Owl's picture

In Greg Dimitriadis' "Popular Culture, Pedagogy, and Urban Youth: Beyond Silenced Volices" I was intrigued his a sentence stating: "Accountability has become the watchword for policing what education can mean for youth in state-funded institutions" (233). I couldn't help but think about "Prisoners of a Hard Life" (a reading we did for our class on vision) and how the theme of over-policing: who has the power to police, and who and/or what are they policing, was prominant in many of the stories. 

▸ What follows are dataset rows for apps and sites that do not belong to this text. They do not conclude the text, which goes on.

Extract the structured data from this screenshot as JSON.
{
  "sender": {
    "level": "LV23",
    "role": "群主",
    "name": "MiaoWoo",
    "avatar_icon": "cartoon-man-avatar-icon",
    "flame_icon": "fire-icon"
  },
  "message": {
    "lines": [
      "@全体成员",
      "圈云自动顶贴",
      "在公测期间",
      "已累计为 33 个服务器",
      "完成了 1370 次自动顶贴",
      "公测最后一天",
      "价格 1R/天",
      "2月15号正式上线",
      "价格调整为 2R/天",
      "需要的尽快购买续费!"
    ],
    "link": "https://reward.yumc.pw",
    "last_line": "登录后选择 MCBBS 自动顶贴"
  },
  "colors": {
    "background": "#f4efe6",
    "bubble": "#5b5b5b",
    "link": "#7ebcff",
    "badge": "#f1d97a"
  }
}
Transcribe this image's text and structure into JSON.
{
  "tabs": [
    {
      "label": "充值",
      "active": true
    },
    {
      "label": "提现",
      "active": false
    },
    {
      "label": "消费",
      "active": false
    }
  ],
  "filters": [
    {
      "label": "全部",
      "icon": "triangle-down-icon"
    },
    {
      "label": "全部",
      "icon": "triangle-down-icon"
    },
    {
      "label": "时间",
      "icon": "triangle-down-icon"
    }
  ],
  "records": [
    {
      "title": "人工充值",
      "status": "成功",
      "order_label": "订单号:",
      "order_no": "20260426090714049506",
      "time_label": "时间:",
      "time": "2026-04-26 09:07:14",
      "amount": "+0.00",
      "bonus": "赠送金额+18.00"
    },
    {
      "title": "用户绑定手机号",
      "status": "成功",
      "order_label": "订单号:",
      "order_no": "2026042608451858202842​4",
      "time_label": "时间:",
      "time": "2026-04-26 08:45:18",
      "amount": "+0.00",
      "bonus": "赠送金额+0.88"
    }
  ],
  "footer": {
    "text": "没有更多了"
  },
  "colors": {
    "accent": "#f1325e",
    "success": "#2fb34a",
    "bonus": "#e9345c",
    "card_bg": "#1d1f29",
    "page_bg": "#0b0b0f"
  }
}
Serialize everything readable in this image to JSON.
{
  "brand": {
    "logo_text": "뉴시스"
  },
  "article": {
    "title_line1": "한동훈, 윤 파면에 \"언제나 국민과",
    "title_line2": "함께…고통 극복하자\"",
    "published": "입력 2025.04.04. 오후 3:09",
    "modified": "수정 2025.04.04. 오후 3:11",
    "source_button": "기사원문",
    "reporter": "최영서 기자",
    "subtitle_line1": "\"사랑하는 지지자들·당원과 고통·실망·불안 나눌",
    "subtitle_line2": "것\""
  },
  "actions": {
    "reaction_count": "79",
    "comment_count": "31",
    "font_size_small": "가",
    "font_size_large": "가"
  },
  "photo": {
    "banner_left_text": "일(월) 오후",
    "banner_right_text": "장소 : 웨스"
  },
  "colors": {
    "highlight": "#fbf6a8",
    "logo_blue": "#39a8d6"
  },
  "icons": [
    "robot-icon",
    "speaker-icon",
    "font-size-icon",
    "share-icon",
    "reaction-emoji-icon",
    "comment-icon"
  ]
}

In our first education class, we read a quote that said that the purpose of education was continually changing. I couldn't help but find this problematic, because I didn't understand why the PURPOSE of education needed to change/ be changed. I found myself contemplating both the reasons why the purpose of education would change as well as who had the power to make that call. Why is there a need to police education? I couldn't come up with an answer. All I could come up with was this notion that how we learn is dependent on individual ethnography, for ethnography is critical to understanding silenced voices (234), but I couldn't understand why individual ethnography could, at a policy level, alter what education means to the individual. In other words, why would my race, gender, or my urban upbringing affect what the purpose of education should be for me? Shouldn't the purpose of education be the same for everyone and the manner by which we arrive at that purpose or goal be different?